_EXERCISE DESCRIPTION_. An exact reproduction of all the data is needed, with no images in it.

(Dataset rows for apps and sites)
=== Begin Enclosure ===

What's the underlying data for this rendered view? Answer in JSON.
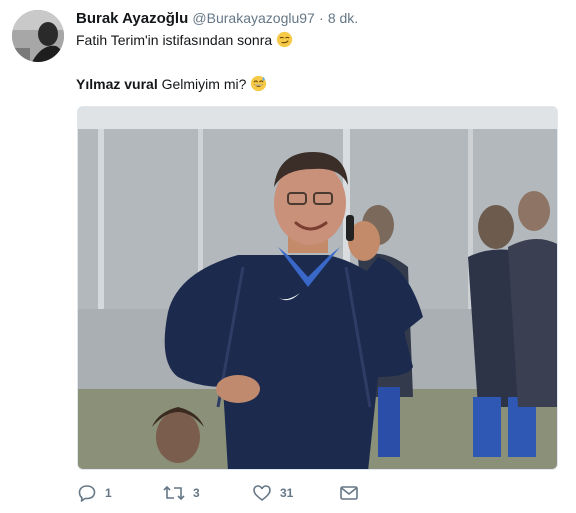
{
  "tweet": {
    "display_name": "Burak Ayazoğlu",
    "handle": "@Burakayazoglu97",
    "separator": "·",
    "time": "8 dk.",
    "line1_text": "Fatih Terim'in istifasından sonra",
    "line2_bold": "Yılmaz vural",
    "line2_text": " Gelmiyim mi?",
    "emoji1": "smirk-face-icon",
    "emoji2": "grinning-sweat-face-icon"
  },
  "actions": {
    "reply_count": "1",
    "retweet_count": "3",
    "like_count": "31"
  },
  "colors": {
    "text": "#14171a",
    "secondary": "#657786",
    "border": "#e1e8ed",
    "jacket": "#1c2a4e"
  }
}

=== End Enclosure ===

_RESPONSE TO THE TASK_.
What's the underlying data for this rendered view? Answer in JSON.
{
  "tweet": {
    "display_name": "Burak Ayazoğlu",
    "handle": "@Burakayazoglu97",
    "separator": "·",
    "time": "8 dk.",
    "line1_text": "Fatih Terim'in istifasından sonra",
    "line2_bold": "Yılmaz vural",
    "line2_text": " Gelmiyim mi?",
    "emoji1": "smirk-face-icon",
    "emoji2": "grinning-sweat-face-icon"
  },
  "actions": {
    "reply_count": "1",
    "retweet_count": "3",
    "like_count": "31"
  },
  "colors": {
    "text": "#14171a",
    "secondary": "#657786",
    "border": "#e1e8ed",
    "jacket": "#1c2a4e"
  }
}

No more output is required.